What is expected is a word-for-word copy of all the entries.

» Stored entries:
*** Block opens ***
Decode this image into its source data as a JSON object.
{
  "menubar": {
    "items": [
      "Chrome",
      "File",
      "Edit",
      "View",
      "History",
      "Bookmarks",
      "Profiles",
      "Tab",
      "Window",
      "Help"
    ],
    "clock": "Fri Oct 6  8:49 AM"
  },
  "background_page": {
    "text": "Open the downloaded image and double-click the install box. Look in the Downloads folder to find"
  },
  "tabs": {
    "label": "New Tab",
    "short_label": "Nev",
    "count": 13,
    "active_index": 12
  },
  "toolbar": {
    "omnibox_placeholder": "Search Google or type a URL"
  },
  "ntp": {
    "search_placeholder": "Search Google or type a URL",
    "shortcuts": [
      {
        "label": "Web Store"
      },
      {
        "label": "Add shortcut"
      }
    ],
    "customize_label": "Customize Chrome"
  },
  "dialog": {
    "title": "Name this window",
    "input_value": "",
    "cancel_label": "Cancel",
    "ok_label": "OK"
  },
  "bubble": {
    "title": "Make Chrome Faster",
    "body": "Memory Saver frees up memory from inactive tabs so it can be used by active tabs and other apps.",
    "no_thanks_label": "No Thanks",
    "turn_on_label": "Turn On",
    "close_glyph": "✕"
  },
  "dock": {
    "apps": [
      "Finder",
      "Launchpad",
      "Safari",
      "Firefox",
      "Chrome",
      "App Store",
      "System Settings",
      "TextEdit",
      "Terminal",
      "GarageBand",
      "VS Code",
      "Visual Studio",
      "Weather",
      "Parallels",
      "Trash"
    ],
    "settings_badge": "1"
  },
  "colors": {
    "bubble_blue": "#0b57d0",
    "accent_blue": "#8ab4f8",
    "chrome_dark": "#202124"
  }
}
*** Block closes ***
» WRITTEN RESPONSE:
Decode this image into its source data as a JSON object.
{
  "menubar": {
    "items": [
      "Chrome",
      "File",
      "Edit",
      "View",
      "History",
      "Bookmarks",
      "Profiles",
      "Tab",
      "Window",
      "Help"
    ],
    "clock": "Fri Oct 6  8:49 AM"
  },
  "background_page": {
    "text": "Open the downloaded image and double-click the install box. Look in the Downloads folder to find"
  },
  "tabs": {
    "label": "New Tab",
    "short_label": "Nev",
    "count": 13,
    "active_index": 12
  },
  "toolbar": {
    "omnibox_placeholder": "Search Google or type a URL"
  },
  "ntp": {
    "search_placeholder": "Search Google or type a URL",
    "shortcuts": [
      {
        "label": "Web Store"
      },
      {
        "label": "Add shortcut"
      }
    ],
    "customize_label": "Customize Chrome"
  },
  "dialog": {
    "title": "Name this window",
    "input_value": "",
    "cancel_label": "Cancel",
    "ok_label": "OK"
  },
  "bubble": {
    "title": "Make Chrome Faster",
    "body": "Memory Saver frees up memory from inactive tabs so it can be used by active tabs and other apps.",
    "no_thanks_label": "No Thanks",
    "turn_on_label": "Turn On",
    "close_glyph": "✕"
  },
  "dock": {
    "apps": [
      "Finder",
      "Launchpad",
      "Safari",
      "Firefox",
      "Chrome",
      "App Store",
      "System Settings",
      "TextEdit",
      "Terminal",
      "GarageBand",
      "VS Code",
      "Visual Studio",
      "Weather",
      "Parallels",
      "Trash"
    ],
    "settings_badge": "1"
  },
  "colors": {
    "bubble_blue": "#0b57d0",
    "accent_blue": "#8ab4f8",
    "chrome_dark": "#202124"
  }
}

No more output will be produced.